▸ **Activity**
Here the job is to print all of the entries below verbatim and leave out any picture.

▸ **Records provided**
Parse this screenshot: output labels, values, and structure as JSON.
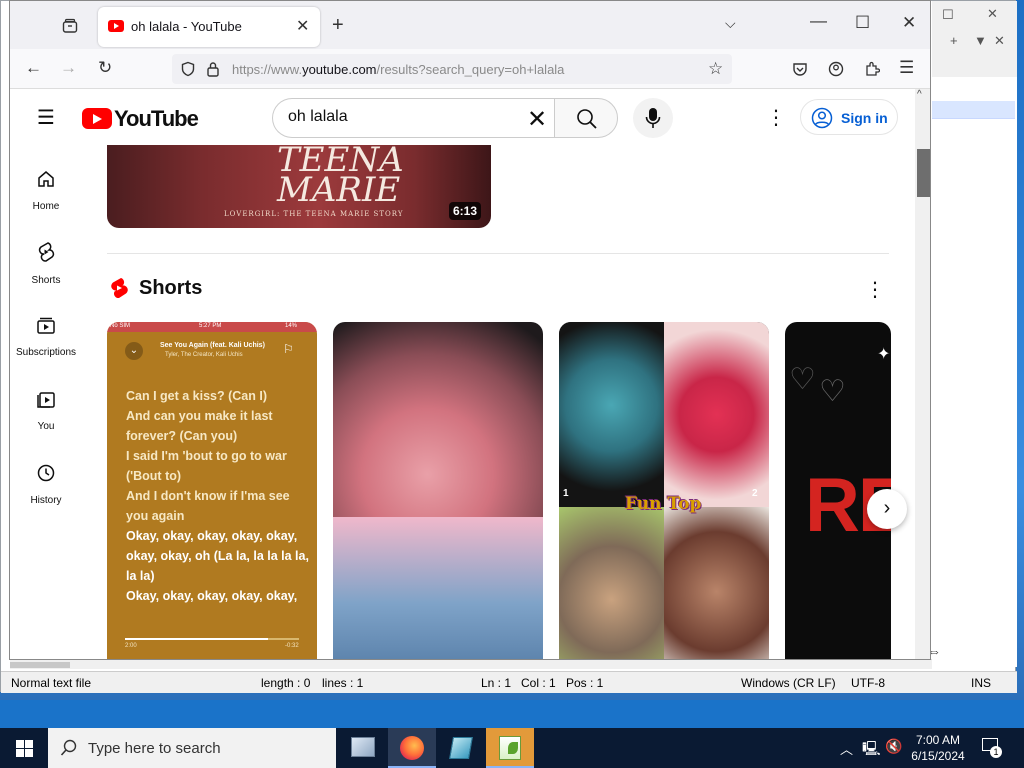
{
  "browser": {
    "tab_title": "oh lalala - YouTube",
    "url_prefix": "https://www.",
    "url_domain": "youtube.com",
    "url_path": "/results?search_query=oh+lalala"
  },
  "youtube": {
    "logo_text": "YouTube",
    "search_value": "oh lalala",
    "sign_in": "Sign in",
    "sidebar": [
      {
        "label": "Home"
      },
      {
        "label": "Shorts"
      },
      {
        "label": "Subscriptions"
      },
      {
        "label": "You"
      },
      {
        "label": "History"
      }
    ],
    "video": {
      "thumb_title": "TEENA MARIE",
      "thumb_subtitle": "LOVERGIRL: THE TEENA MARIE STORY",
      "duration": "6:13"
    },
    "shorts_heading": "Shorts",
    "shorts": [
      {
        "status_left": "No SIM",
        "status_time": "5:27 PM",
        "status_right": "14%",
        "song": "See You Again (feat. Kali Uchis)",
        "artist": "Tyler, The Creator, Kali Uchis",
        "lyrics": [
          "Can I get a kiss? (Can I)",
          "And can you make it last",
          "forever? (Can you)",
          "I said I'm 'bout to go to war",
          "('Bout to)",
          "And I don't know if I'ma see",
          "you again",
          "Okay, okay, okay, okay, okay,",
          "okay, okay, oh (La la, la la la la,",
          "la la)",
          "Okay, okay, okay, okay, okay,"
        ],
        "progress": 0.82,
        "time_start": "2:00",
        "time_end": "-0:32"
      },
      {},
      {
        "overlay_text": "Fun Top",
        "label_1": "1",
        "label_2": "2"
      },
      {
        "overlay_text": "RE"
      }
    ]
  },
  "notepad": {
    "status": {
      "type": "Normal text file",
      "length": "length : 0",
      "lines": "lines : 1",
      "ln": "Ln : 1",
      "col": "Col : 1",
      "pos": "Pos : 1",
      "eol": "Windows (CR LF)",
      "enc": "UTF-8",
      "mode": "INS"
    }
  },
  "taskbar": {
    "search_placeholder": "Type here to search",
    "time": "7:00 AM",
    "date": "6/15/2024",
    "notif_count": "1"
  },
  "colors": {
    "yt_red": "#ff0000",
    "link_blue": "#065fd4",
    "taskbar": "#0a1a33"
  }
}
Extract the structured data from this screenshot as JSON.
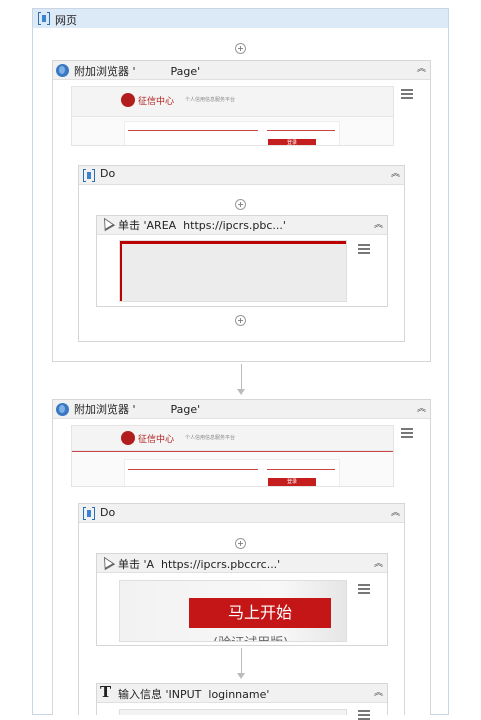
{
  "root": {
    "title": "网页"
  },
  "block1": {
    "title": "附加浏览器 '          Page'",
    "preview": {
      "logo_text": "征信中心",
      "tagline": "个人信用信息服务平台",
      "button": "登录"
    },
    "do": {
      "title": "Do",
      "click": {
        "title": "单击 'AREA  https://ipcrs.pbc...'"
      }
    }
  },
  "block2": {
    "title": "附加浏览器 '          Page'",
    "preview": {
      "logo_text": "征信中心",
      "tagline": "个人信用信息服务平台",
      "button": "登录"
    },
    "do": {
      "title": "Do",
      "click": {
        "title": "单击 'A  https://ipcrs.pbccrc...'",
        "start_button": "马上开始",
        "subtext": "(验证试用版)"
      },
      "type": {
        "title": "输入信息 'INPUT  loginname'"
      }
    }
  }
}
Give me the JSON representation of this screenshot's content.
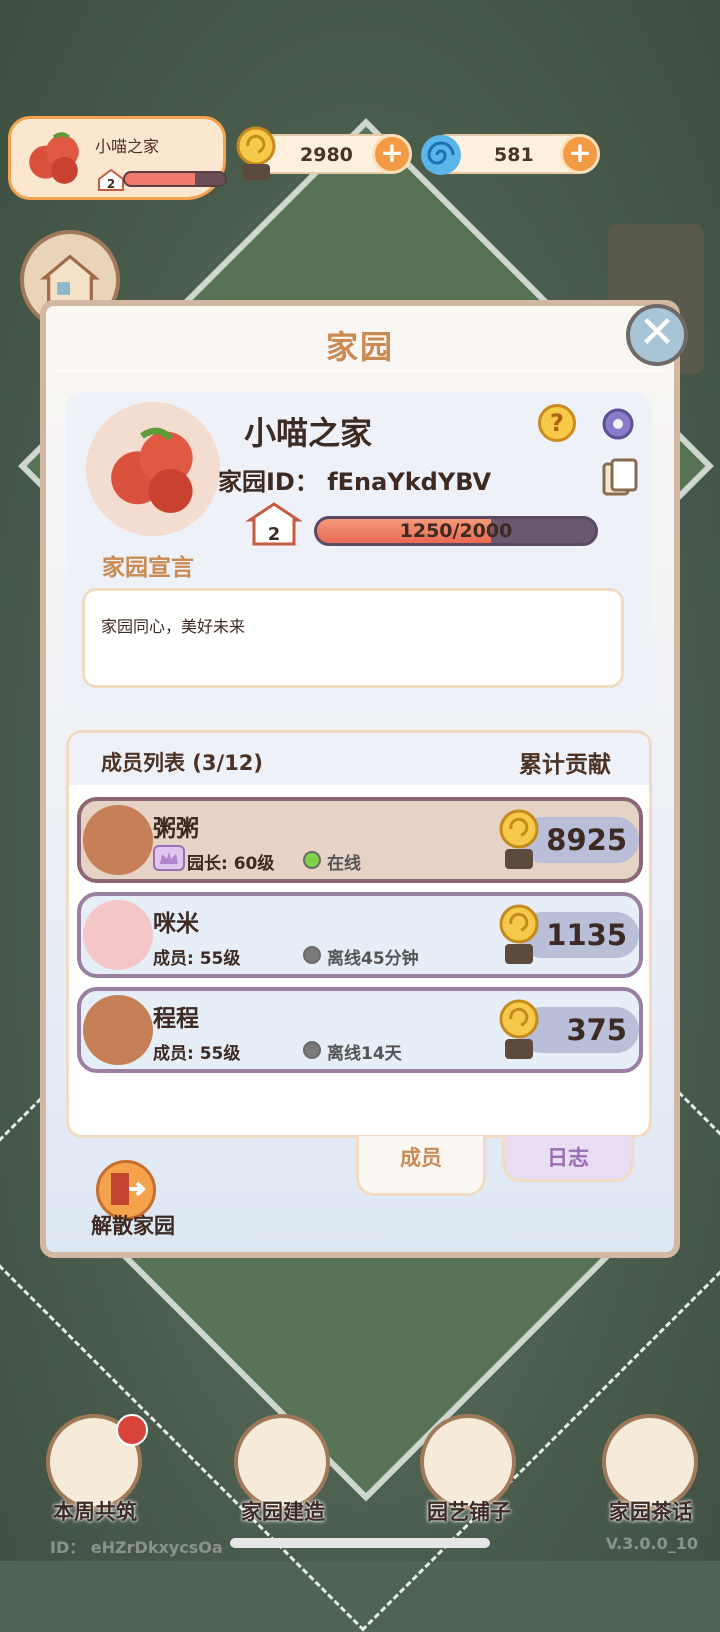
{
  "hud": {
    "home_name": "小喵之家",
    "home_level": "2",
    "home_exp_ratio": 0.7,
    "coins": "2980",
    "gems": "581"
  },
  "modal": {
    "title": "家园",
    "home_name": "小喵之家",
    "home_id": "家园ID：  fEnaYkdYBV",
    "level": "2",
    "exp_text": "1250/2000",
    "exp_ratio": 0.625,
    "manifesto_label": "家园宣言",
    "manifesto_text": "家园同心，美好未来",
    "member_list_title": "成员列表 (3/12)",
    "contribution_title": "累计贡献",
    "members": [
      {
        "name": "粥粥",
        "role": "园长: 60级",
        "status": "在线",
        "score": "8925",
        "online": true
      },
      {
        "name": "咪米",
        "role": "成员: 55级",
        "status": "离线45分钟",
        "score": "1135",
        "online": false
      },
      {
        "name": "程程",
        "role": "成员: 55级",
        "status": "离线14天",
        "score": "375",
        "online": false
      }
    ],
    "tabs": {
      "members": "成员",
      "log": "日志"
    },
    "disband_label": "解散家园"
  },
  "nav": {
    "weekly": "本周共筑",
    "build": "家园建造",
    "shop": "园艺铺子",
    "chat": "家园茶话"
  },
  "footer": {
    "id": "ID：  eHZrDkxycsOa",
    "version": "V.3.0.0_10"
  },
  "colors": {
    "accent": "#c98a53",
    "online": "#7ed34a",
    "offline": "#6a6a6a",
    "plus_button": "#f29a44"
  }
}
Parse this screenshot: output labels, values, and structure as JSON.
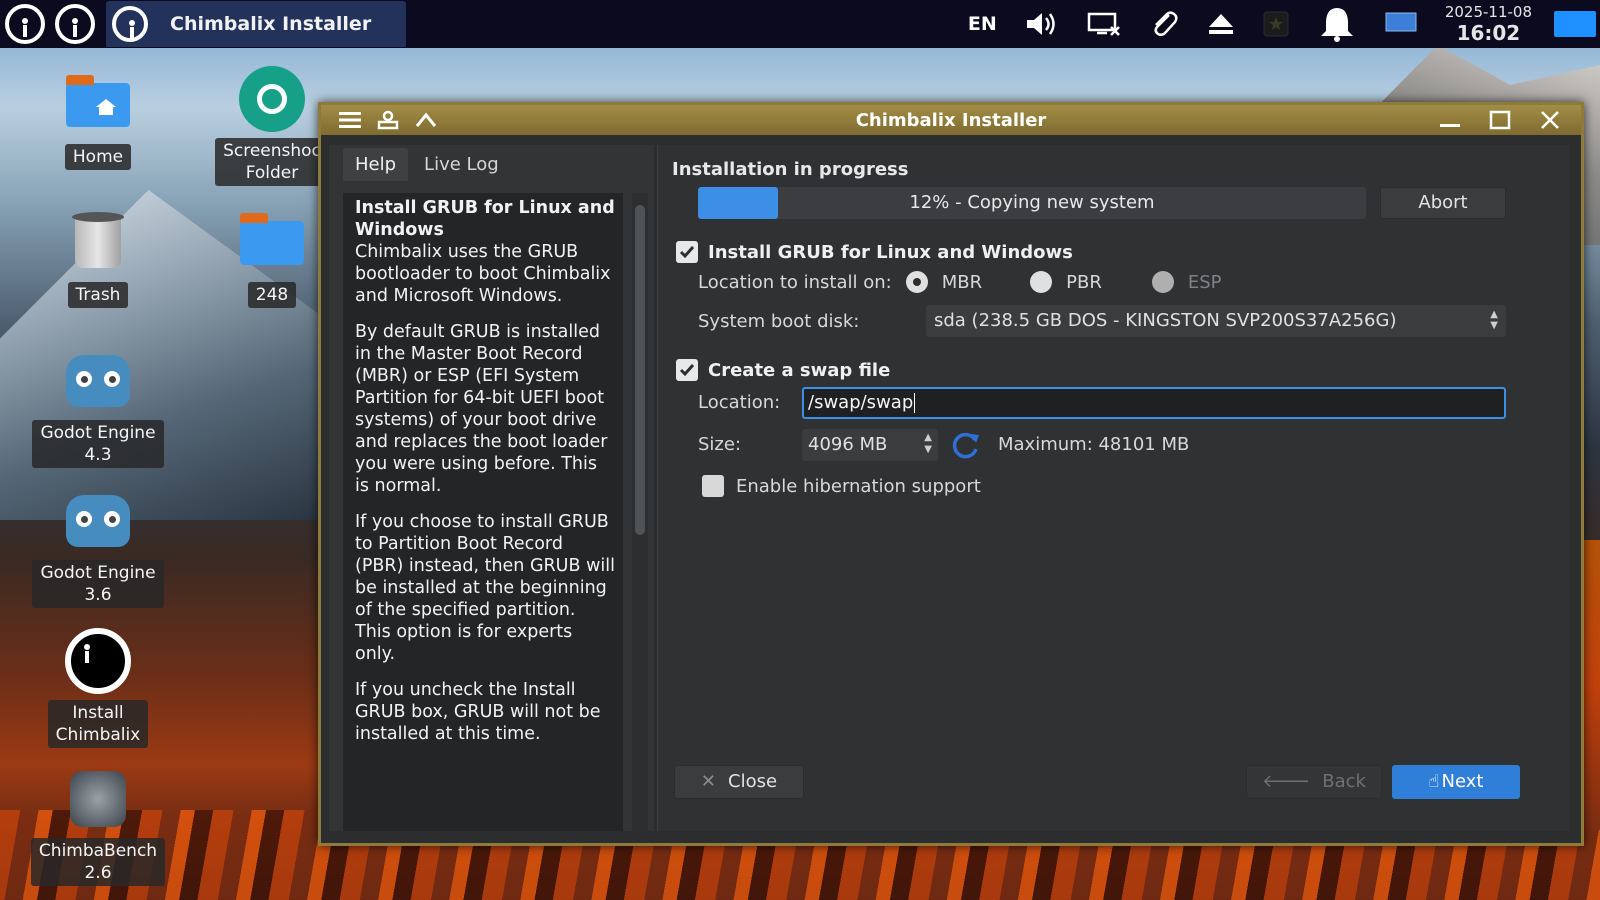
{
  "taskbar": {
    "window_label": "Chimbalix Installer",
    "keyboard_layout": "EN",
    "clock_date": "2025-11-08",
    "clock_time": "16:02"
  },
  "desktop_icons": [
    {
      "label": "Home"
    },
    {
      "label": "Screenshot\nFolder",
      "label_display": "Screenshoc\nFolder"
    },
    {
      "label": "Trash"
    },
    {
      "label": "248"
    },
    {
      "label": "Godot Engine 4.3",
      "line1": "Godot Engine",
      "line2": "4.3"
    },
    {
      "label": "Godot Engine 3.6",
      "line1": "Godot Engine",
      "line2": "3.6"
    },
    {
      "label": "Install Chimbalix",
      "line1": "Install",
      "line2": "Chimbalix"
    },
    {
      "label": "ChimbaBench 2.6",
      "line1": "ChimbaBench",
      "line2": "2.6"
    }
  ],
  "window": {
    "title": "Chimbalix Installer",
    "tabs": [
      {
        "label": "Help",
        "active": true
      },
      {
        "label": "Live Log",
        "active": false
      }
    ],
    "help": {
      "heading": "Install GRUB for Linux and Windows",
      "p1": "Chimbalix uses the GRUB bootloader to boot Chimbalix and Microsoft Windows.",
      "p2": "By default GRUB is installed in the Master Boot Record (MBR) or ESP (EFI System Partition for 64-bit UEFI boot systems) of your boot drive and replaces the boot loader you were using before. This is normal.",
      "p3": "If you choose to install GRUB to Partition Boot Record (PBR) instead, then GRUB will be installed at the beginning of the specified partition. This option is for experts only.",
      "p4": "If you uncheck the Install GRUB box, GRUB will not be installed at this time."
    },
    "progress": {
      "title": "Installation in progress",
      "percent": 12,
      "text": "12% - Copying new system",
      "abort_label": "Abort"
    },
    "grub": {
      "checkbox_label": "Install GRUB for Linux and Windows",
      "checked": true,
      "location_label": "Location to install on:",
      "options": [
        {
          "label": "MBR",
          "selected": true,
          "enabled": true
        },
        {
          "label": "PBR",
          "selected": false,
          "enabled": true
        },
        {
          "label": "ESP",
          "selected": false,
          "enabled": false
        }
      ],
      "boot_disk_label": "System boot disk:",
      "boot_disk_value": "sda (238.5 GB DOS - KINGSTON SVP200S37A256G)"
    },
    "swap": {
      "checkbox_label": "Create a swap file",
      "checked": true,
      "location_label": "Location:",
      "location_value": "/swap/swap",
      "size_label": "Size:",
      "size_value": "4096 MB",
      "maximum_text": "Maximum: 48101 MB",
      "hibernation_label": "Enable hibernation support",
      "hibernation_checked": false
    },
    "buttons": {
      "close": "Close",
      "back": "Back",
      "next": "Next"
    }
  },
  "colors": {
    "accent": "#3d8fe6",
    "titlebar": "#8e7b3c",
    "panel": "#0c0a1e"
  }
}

▸ **Output**
Parse this screenshot: output labels, values, and structure as JSON.
{
  "browser": {
    "tab_title": "oh lalala - YouTube",
    "url_prefix": "https://www.",
    "url_domain": "youtube.com",
    "url_path": "/results?search_query=oh+lalala"
  },
  "youtube": {
    "logo_text": "YouTube",
    "search_value": "oh lalala",
    "sign_in": "Sign in",
    "sidebar": [
      {
        "label": "Home"
      },
      {
        "label": "Shorts"
      },
      {
        "label": "Subscriptions"
      },
      {
        "label": "You"
      },
      {
        "label": "History"
      }
    ],
    "video": {
      "thumb_title": "TEENA MARIE",
      "thumb_subtitle": "LOVERGIRL: THE TEENA MARIE STORY",
      "duration": "6:13"
    },
    "shorts_heading": "Shorts",
    "shorts": [
      {
        "status_left": "No SIM",
        "status_time": "5:27 PM",
        "status_right": "14%",
        "song": "See You Again (feat. Kali Uchis)",
        "artist": "Tyler, The Creator, Kali Uchis",
        "lyrics": [
          "Can I get a kiss? (Can I)",
          "And can you make it last",
          "forever? (Can you)",
          "I said I'm 'bout to go to war",
          "('Bout to)",
          "And I don't know if I'ma see",
          "you again",
          "Okay, okay, okay, okay, okay,",
          "okay, okay, oh (La la, la la la la,",
          "la la)",
          "Okay, okay, okay, okay, okay,"
        ],
        "progress": 0.82,
        "time_start": "2:00",
        "time_end": "-0:32"
      },
      {},
      {
        "overlay_text": "Fun Top",
        "label_1": "1",
        "label_2": "2"
      },
      {
        "overlay_text": "RE"
      }
    ]
  },
  "notepad": {
    "status": {
      "type": "Normal text file",
      "length": "length : 0",
      "lines": "lines : 1",
      "ln": "Ln : 1",
      "col": "Col : 1",
      "pos": "Pos : 1",
      "eol": "Windows (CR LF)",
      "enc": "UTF-8",
      "mode": "INS"
    }
  },
  "taskbar": {
    "search_placeholder": "Type here to search",
    "time": "7:00 AM",
    "date": "6/15/2024",
    "notif_count": "1"
  },
  "colors": {
    "yt_red": "#ff0000",
    "link_blue": "#065fd4",
    "taskbar": "#0a1a33"
  }
}
Extract the structured data from this screenshot as JSON.
{
  "root": {
    "title": "网页"
  },
  "block1": {
    "title": "附加浏览器 '          Page'",
    "preview": {
      "logo_text": "征信中心",
      "tagline": "个人信用信息服务平台",
      "button": "登录"
    },
    "do": {
      "title": "Do",
      "click": {
        "title": "单击 'AREA  https://ipcrs.pbc...'"
      }
    }
  },
  "block2": {
    "title": "附加浏览器 '          Page'",
    "preview": {
      "logo_text": "征信中心",
      "tagline": "个人信用信息服务平台",
      "button": "登录"
    },
    "do": {
      "title": "Do",
      "click": {
        "title": "单击 'A  https://ipcrs.pbccrc...'",
        "start_button": "马上开始",
        "subtext": "(验证试用版)"
      },
      "type": {
        "title": "输入信息 'INPUT  loginname'"
      }
    }
  }
}
Give me the JSON representation of this screenshot's content.
{
  "hud": {
    "home_name": "小喵之家",
    "home_level": "2",
    "home_exp_ratio": 0.7,
    "coins": "2980",
    "gems": "581"
  },
  "modal": {
    "title": "家园",
    "home_name": "小喵之家",
    "home_id": "家园ID：  fEnaYkdYBV",
    "level": "2",
    "exp_text": "1250/2000",
    "exp_ratio": 0.625,
    "manifesto_label": "家园宣言",
    "manifesto_text": "家园同心，美好未来",
    "member_list_title": "成员列表 (3/12)",
    "contribution_title": "累计贡献",
    "members": [
      {
        "name": "粥粥",
        "role": "园长: 60级",
        "status": "在线",
        "score": "8925",
        "online": true
      },
      {
        "name": "咪米",
        "role": "成员: 55级",
        "status": "离线45分钟",
        "score": "1135",
        "online": false
      },
      {
        "name": "程程",
        "role": "成员: 55级",
        "status": "离线14天",
        "score": "375",
        "online": false
      }
    ],
    "tabs": {
      "members": "成员",
      "log": "日志"
    },
    "disband_label": "解散家园"
  },
  "nav": {
    "weekly": "本周共筑",
    "build": "家园建造",
    "shop": "园艺铺子",
    "chat": "家园茶话"
  },
  "footer": {
    "id": "ID：  eHZrDkxycsOa",
    "version": "V.3.0.0_10"
  },
  "colors": {
    "accent": "#c98a53",
    "online": "#7ed34a",
    "offline": "#6a6a6a",
    "plus_button": "#f29a44"
  }
}
Parse this screenshot: output labels, values, and structure as JSON.
{
  "taskbar": {
    "window_label": "Chimbalix Installer",
    "keyboard_layout": "EN",
    "clock_date": "2025-11-08",
    "clock_time": "16:02"
  },
  "desktop_icons": [
    {
      "label": "Home"
    },
    {
      "label": "Screenshot\nFolder",
      "label_display": "Screenshoc\nFolder"
    },
    {
      "label": "Trash"
    },
    {
      "label": "248"
    },
    {
      "label": "Godot Engine 4.3",
      "line1": "Godot Engine",
      "line2": "4.3"
    },
    {
      "label": "Godot Engine 3.6",
      "line1": "Godot Engine",
      "line2": "3.6"
    },
    {
      "label": "Install Chimbalix",
      "line1": "Install",
      "line2": "Chimbalix"
    },
    {
      "label": "ChimbaBench 2.6",
      "line1": "ChimbaBench",
      "line2": "2.6"
    }
  ],
  "window": {
    "title": "Chimbalix Installer",
    "tabs": [
      {
        "label": "Help",
        "active": true
      },
      {
        "label": "Live Log",
        "active": false
      }
    ],
    "help": {
      "heading": "Install GRUB for Linux and Windows",
      "p1": "Chimbalix uses the GRUB bootloader to boot Chimbalix and Microsoft Windows.",
      "p2": "By default GRUB is installed in the Master Boot Record (MBR) or ESP (EFI System Partition for 64-bit UEFI boot systems) of your boot drive and replaces the boot loader you were using before. This is normal.",
      "p3": "If you choose to install GRUB to Partition Boot Record (PBR) instead, then GRUB will be installed at the beginning of the specified partition. This option is for experts only.",
      "p4": "If you uncheck the Install GRUB box, GRUB will not be installed at this time."
    },
    "progress": {
      "title": "Installation in progress",
      "percent": 12,
      "text": "12% - Copying new system",
      "abort_label": "Abort"
    },
    "grub": {
      "checkbox_label": "Install GRUB for Linux and Windows",
      "checked": true,
      "location_label": "Location to install on:",
      "options": [
        {
          "label": "MBR",
          "selected": true,
          "enabled": true
        },
        {
          "label": "PBR",
          "selected": false,
          "enabled": true
        },
        {
          "label": "ESP",
          "selected": false,
          "enabled": false
        }
      ],
      "boot_disk_label": "System boot disk:",
      "boot_disk_value": "sda (238.5 GB DOS - KINGSTON SVP200S37A256G)"
    },
    "swap": {
      "checkbox_label": "Create a swap file",
      "checked": true,
      "location_label": "Location:",
      "location_value": "/swap/swap",
      "size_label": "Size:",
      "size_value": "4096 MB",
      "maximum_text": "Maximum: 48101 MB",
      "hibernation_label": "Enable hibernation support",
      "hibernation_checked": false
    },
    "buttons": {
      "close": "Close",
      "back": "Back",
      "next": "Next"
    }
  },
  "colors": {
    "accent": "#3d8fe6",
    "titlebar": "#8e7b3c",
    "panel": "#0c0a1e"
  }
}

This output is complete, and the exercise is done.